The Republican-dominated legislature passed the measure earlier this month, after voters in November approved a constitutional amendment requiring an identification at the polls.

The constitutional amendment passed with 55 percent of the vote. The legislature passed their bill, which specified what types of identification would be allowed at the polls, on an almost party-line vote.

Republicans hold a super majority in both chambers of the General Assembly. In a statement, Senate President Phil Berger (R) promised to override Cooper's veto.

"Gov. Cooper’s veto explanation for the reasonable and bipartisan voter ID bill is a tired rehash of unconvincing talking points rejected by the voters," Berger said. "Despite the governor’s personal feelings on voter ID, the fact remains that the constitutional amendment passed with a broad mandate from North Carolinians."

But the state legislature will have to hurry: Republicans lost their supermajority status in November's midterm elections. They will maintain their majorities in next year's legislative session, but Democrats will be able to sustain Cooper's vetoes.

The bill specified voters must show one of seven types of identification, including military or veteran's identification cards and student identification cards.

Voters would be allowed to show an identification even if it has expired within the past year. Voters over the age of 65 would be able to show any expired identification as long as it was unexpired on their 65th birthday.

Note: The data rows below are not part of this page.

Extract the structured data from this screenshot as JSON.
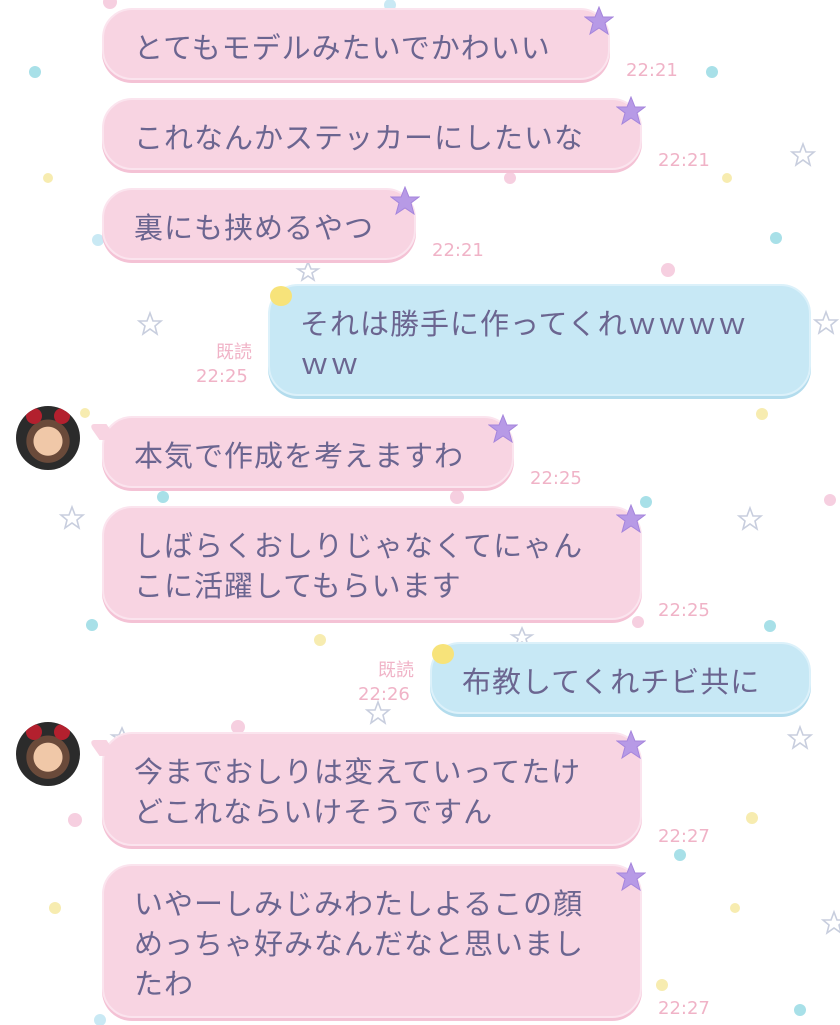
{
  "messages": [
    {
      "side": "in",
      "text": "とてもモデルみたいでかわいい",
      "time": "22:21",
      "avatar": false
    },
    {
      "side": "in",
      "text": "これなんかステッカーにしたいな",
      "time": "22:21",
      "avatar": false
    },
    {
      "side": "in",
      "text": "裏にも挟めるやつ",
      "time": "22:21",
      "avatar": false
    },
    {
      "side": "out",
      "text": "それは勝手に作ってくれｗｗｗｗ\nｗｗ",
      "time": "22:25",
      "read": "既読"
    },
    {
      "side": "in",
      "text": "本気で作成を考えますわ",
      "time": "22:25",
      "avatar": true
    },
    {
      "side": "in",
      "text": "しばらくおしりじゃなくてにゃん\nこに活躍してもらいます",
      "time": "22:25",
      "avatar": false
    },
    {
      "side": "out",
      "text": "布教してくれチビ共に",
      "time": "22:26",
      "read": "既読"
    },
    {
      "side": "in",
      "text": "今までおしりは変えていってたけ\nどこれならいけそうですん",
      "time": "22:27",
      "avatar": true
    },
    {
      "side": "in",
      "text": "いやーしみじみわたしよるこの顔\nめっちゃ好みなんだなと思いまし\nたわ",
      "time": "22:27",
      "avatar": false
    }
  ],
  "colors": {
    "incoming_bubble": "#f8d4e2",
    "outgoing_bubble": "#c7e8f5",
    "text": "#6b6590",
    "timestamp": "#f0b3c7",
    "star": "#b79ae6"
  },
  "icons": {
    "incoming_decoration": "purple-star-icon",
    "outgoing_decoration": "yellow-dot-icon",
    "avatar": "user-avatar"
  }
}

The measure included some key concessions to Democrats, who successfully challenged the previous voter ID law in court, including the provision to accept college identifications. Another provision would allow voters to obtain a registration card that includes their photo at the county board of election offices for free.